12 ounces good brown ale (I used Dogfish Head this time)
1 bay leaf
1. Heat the oven to 350 degrees. Put the oil in a large, heavy pan or Dutch oven set over medium-high heat. Season the ribs generously with salt and pepper and brown them on all sides, about 1 minute per side. (You will probably need to do this in batches.)
2. Remove the short ribs from the pan and pour off all but about 3 tablespoons of fat. Decrease the heat to medium-low. Add the onion and garlic and cook, stirring, until lightly caramelized, about 5 minutes. Stir in the mustard, honey, ale, and bay leaf. Return the meat to the pan and coat with the sauce.
3. Bring the sauce to a simmer and cover the pan tightly with a lid or foil. Put in the oven and cook until the meat is pull-apart tender, 2 to 2 1/2 hours. Remove the ribs, and skim as much fat as possible from the sauce. Reduce the sauce by simmering it for a few minutes if you'd like. Serve the meat warm with some of the sauce spooned over the top.

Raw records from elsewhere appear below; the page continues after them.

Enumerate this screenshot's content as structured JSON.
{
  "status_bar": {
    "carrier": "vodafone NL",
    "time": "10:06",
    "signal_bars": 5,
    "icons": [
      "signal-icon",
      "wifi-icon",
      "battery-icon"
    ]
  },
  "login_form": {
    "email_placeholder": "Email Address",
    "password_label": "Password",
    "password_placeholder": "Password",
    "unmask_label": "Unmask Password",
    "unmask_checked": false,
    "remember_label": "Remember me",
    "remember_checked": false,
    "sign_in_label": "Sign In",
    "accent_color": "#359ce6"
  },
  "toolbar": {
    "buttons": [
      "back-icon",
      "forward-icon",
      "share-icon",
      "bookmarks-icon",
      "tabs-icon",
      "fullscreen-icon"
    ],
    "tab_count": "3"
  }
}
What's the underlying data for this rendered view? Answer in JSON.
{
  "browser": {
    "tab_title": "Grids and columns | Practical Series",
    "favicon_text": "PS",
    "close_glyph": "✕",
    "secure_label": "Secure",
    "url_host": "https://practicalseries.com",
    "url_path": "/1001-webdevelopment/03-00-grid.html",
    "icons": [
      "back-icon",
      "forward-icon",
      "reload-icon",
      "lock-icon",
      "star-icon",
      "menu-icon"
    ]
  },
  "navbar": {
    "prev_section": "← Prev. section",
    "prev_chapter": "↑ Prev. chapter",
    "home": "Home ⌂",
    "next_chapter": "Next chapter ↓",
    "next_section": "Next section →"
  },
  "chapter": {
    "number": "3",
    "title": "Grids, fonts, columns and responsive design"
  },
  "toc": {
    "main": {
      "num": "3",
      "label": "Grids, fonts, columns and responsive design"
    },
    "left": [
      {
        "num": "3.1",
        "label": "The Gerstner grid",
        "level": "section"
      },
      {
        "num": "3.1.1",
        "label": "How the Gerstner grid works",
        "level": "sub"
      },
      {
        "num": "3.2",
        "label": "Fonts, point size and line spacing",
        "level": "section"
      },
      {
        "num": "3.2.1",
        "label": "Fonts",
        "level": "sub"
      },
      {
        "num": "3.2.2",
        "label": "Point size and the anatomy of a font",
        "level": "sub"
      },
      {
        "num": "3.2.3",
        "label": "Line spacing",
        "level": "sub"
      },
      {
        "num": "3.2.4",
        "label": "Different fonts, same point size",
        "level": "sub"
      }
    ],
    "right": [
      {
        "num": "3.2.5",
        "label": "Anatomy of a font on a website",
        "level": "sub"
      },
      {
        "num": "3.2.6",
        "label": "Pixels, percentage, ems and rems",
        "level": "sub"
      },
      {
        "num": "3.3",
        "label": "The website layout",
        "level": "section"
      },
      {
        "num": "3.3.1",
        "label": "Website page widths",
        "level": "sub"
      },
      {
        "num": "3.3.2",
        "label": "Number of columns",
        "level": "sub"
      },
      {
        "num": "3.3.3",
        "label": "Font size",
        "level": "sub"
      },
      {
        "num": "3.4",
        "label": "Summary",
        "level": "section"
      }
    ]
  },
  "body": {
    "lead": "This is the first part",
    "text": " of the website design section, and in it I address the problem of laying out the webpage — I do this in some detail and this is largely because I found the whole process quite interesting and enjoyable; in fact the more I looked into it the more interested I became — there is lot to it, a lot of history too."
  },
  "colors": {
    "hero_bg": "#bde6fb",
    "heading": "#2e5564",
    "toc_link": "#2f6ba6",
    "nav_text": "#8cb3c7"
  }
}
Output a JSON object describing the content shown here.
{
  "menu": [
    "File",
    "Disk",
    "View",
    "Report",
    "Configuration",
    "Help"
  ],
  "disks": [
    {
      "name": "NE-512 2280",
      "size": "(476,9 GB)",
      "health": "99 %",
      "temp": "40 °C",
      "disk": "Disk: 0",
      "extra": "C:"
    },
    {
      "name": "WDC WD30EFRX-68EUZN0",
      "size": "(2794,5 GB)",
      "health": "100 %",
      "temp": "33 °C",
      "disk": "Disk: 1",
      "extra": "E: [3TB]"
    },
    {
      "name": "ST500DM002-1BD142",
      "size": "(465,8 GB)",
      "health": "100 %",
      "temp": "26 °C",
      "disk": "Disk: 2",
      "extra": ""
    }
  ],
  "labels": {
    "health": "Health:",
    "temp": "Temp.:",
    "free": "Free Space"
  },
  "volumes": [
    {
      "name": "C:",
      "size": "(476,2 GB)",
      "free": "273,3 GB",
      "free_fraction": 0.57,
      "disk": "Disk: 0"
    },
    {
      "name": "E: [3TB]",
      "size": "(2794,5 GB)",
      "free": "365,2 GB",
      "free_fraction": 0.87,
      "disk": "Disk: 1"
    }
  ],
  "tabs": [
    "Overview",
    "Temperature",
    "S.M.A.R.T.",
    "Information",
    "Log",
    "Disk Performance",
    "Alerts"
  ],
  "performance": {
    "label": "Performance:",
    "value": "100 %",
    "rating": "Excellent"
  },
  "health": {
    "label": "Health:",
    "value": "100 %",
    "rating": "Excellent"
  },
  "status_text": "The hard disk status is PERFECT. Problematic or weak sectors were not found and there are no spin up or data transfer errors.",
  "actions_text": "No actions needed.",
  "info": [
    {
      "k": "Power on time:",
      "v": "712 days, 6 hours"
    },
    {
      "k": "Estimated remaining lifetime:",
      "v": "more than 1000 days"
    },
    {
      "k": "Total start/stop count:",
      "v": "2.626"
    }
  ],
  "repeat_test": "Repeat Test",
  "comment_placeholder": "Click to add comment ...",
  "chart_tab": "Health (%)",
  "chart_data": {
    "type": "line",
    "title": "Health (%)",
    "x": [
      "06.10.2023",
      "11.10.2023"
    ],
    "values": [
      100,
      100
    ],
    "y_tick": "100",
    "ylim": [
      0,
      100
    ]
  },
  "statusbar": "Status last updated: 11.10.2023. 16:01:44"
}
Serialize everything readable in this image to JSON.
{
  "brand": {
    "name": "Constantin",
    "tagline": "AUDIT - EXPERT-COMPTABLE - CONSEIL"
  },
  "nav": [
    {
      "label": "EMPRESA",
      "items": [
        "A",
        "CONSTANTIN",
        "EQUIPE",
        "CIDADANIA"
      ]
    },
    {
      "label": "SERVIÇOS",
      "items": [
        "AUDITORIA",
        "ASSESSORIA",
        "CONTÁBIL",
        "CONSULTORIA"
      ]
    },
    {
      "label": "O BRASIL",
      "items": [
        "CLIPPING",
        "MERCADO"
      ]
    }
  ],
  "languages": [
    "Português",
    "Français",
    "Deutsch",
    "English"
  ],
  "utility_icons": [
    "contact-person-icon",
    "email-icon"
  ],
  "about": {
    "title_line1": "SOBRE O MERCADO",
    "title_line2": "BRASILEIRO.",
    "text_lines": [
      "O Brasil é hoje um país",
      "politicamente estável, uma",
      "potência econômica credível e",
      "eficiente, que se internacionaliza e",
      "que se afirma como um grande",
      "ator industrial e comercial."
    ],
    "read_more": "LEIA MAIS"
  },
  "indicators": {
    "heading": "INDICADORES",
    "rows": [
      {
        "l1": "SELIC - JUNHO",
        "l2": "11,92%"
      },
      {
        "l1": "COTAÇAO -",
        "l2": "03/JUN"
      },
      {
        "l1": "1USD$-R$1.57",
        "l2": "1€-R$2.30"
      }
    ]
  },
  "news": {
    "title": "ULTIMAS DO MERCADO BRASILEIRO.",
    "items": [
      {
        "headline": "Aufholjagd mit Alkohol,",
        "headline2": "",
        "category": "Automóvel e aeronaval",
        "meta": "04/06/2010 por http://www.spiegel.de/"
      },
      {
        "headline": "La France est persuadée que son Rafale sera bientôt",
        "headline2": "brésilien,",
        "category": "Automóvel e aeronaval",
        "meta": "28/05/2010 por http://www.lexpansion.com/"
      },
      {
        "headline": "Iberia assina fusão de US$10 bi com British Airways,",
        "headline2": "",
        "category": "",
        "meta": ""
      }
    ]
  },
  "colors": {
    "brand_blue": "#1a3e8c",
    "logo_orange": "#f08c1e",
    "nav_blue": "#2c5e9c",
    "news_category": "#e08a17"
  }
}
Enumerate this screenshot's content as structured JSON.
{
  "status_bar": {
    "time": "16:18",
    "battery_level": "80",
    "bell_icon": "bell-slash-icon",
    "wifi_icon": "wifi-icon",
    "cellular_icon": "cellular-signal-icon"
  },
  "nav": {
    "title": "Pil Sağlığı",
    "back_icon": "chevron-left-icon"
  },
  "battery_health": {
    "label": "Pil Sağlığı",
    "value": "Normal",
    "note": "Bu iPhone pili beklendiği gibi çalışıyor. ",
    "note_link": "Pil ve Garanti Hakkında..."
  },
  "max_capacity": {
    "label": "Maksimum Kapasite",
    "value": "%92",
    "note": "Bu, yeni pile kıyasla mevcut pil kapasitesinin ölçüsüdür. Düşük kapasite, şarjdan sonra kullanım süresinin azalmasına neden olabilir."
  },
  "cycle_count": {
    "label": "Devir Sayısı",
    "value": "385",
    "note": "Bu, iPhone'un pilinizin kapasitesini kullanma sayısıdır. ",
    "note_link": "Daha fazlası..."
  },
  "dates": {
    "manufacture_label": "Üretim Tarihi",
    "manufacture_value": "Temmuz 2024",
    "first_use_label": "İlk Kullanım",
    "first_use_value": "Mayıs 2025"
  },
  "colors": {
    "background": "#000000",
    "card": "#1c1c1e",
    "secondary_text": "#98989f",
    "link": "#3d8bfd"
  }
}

A New Way to Dinner, co-authored by Food52's founders Amanda Hesser and Merrill Stubbs, is an indispensable playbook for stress-free meal-planning (hint: cook foundational dishes on the weekend and mix and match ‘em through the week).